See a 2-page visual summary of the recommendations, including tables to support prescribing decisions.
NICE has also produced a guideline on antimicrobial stewardship: systems and processes for effective antimicrobial medicine use.
This guideline includes recommendations on:
- managing acute sore throat, including advice when an antibiotic is not needed
- choice of antibiotic when a back-up or immediate prescription is needed
Who is it for?
- Health professionals
- People with acute sore throat and their families and carers
Is this guideline up to date?
We checked this guideline in April 2019 to assess the impact of the 2018 English Surveillance Programme for Antimicrobial Utilisation and Resistance (ESPAUR) report. We found no new evidence that affects the recommendations in this guideline.
Guideline development process
NICE worked with Public Health England to develop this guidance.

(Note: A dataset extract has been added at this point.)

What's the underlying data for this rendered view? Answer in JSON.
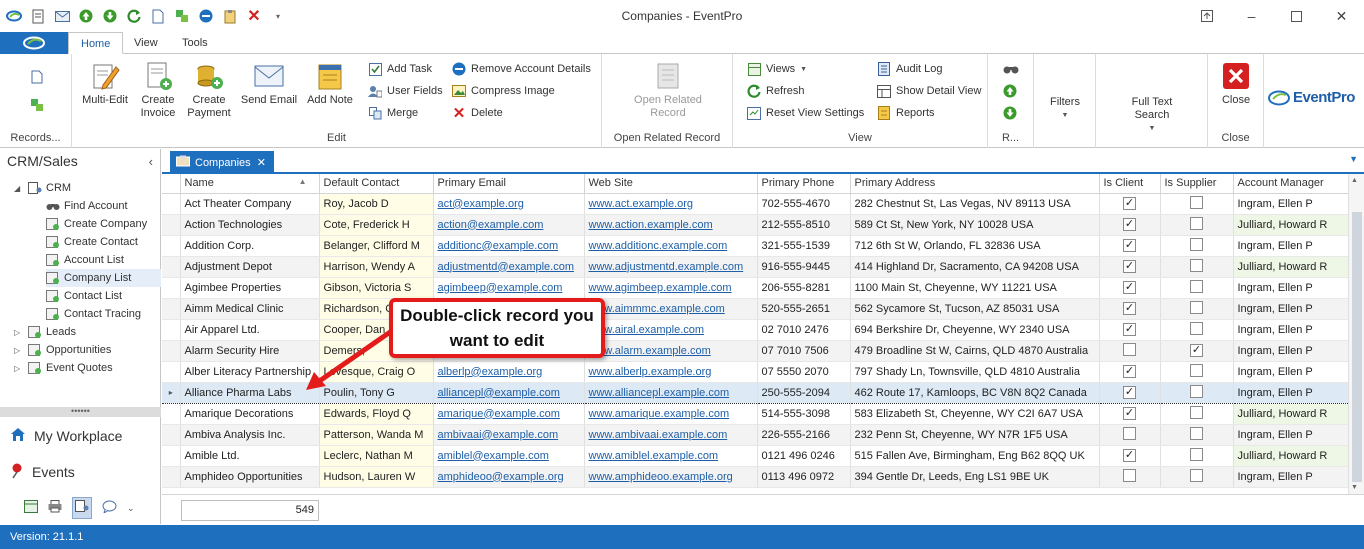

The recommendations in this guideline represent the view of NICE, arrived at after careful consideration of the evidence available. When exercising their judgement, professionals and practitioners are expected to take this guideline fully into account, alongside the individual needs, preferences and values of their patients or the people using their service. It is not mandatory to apply the recommendations, and the guideline does not override the responsibility to make decisions appropriate to the circumstances of the individual, in consultation with them and their families and carers or guardian.
All problems (adverse events) related to a medicine or medical device used for treatment or in a procedure should be reported to the Medicines and Healthcare products Regulatory Agency using the Yellow Card Scheme.
Local commissioners and providers of healthcare have a responsibility to enable the guideline to be applied when individual professionals and people using services wish to use it. They should do so in the context of local and national priorities for funding and developing services, and in light of their duties to have due regard to the need to eliminate unlawful discrimination, to advance equality of opportunity and to reduce health inequalities. Nothing in this guideline should be interpreted in a way that would be inconsistent with complying with those duties.
Commissioners and providers have a responsibility to promote an environmentally sustainable health and care system and should assess and reduce the environmental impact of implementing NICE recommendations wherever possible.